__What the task requires__
When the records are reproduced, each one must match exactly, and no picture may be kept.

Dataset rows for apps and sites

[Start of section]

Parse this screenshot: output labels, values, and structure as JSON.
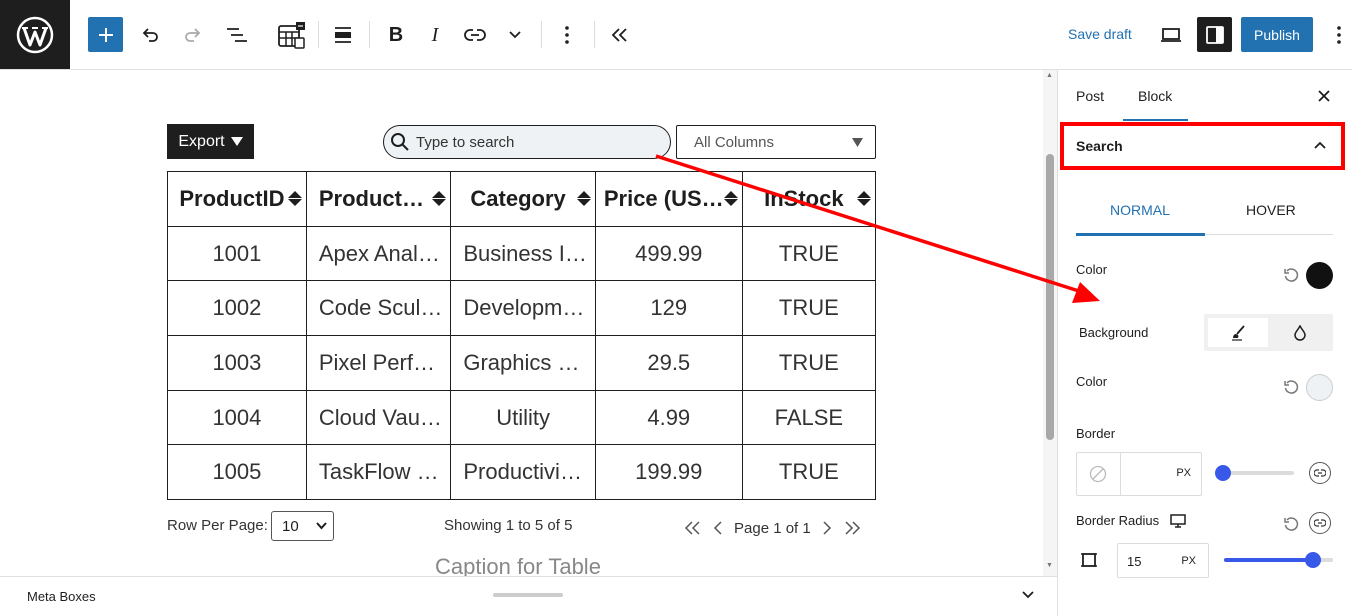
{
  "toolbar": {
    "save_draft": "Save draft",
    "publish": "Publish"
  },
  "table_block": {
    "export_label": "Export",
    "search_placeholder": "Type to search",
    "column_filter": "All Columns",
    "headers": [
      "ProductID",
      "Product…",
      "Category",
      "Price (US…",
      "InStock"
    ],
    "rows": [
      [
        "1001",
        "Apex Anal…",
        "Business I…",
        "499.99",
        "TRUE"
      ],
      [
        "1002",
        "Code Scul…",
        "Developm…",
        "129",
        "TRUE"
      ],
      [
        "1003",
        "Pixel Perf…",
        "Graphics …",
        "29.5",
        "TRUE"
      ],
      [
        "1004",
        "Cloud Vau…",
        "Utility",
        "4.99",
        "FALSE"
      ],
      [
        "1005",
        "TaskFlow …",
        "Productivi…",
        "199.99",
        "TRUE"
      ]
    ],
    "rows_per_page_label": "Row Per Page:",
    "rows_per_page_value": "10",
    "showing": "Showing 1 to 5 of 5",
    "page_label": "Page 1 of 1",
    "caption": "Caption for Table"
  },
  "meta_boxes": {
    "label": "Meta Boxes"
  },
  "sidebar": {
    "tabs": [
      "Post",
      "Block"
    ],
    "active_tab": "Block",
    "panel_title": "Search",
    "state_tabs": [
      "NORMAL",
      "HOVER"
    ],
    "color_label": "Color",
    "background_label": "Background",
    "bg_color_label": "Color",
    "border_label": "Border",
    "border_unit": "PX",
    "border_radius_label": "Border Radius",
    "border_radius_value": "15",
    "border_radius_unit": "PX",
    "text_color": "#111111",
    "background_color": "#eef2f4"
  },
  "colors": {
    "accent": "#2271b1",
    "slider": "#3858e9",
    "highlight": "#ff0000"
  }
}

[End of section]

__Task answer__
Parse this screenshot: output labels, values, and structure as JSON.
{
  "toolbar": {
    "save_draft": "Save draft",
    "publish": "Publish"
  },
  "table_block": {
    "export_label": "Export",
    "search_placeholder": "Type to search",
    "column_filter": "All Columns",
    "headers": [
      "ProductID",
      "Product…",
      "Category",
      "Price (US…",
      "InStock"
    ],
    "rows": [
      [
        "1001",
        "Apex Anal…",
        "Business I…",
        "499.99",
        "TRUE"
      ],
      [
        "1002",
        "Code Scul…",
        "Developm…",
        "129",
        "TRUE"
      ],
      [
        "1003",
        "Pixel Perf…",
        "Graphics …",
        "29.5",
        "TRUE"
      ],
      [
        "1004",
        "Cloud Vau…",
        "Utility",
        "4.99",
        "FALSE"
      ],
      [
        "1005",
        "TaskFlow …",
        "Productivi…",
        "199.99",
        "TRUE"
      ]
    ],
    "rows_per_page_label": "Row Per Page:",
    "rows_per_page_value": "10",
    "showing": "Showing 1 to 5 of 5",
    "page_label": "Page 1 of 1",
    "caption": "Caption for Table"
  },
  "meta_boxes": {
    "label": "Meta Boxes"
  },
  "sidebar": {
    "tabs": [
      "Post",
      "Block"
    ],
    "active_tab": "Block",
    "panel_title": "Search",
    "state_tabs": [
      "NORMAL",
      "HOVER"
    ],
    "color_label": "Color",
    "background_label": "Background",
    "bg_color_label": "Color",
    "border_label": "Border",
    "border_unit": "PX",
    "border_radius_label": "Border Radius",
    "border_radius_value": "15",
    "border_radius_unit": "PX",
    "text_color": "#111111",
    "background_color": "#eef2f4"
  },
  "colors": {
    "accent": "#2271b1",
    "slider": "#3858e9",
    "highlight": "#ff0000"
  }
}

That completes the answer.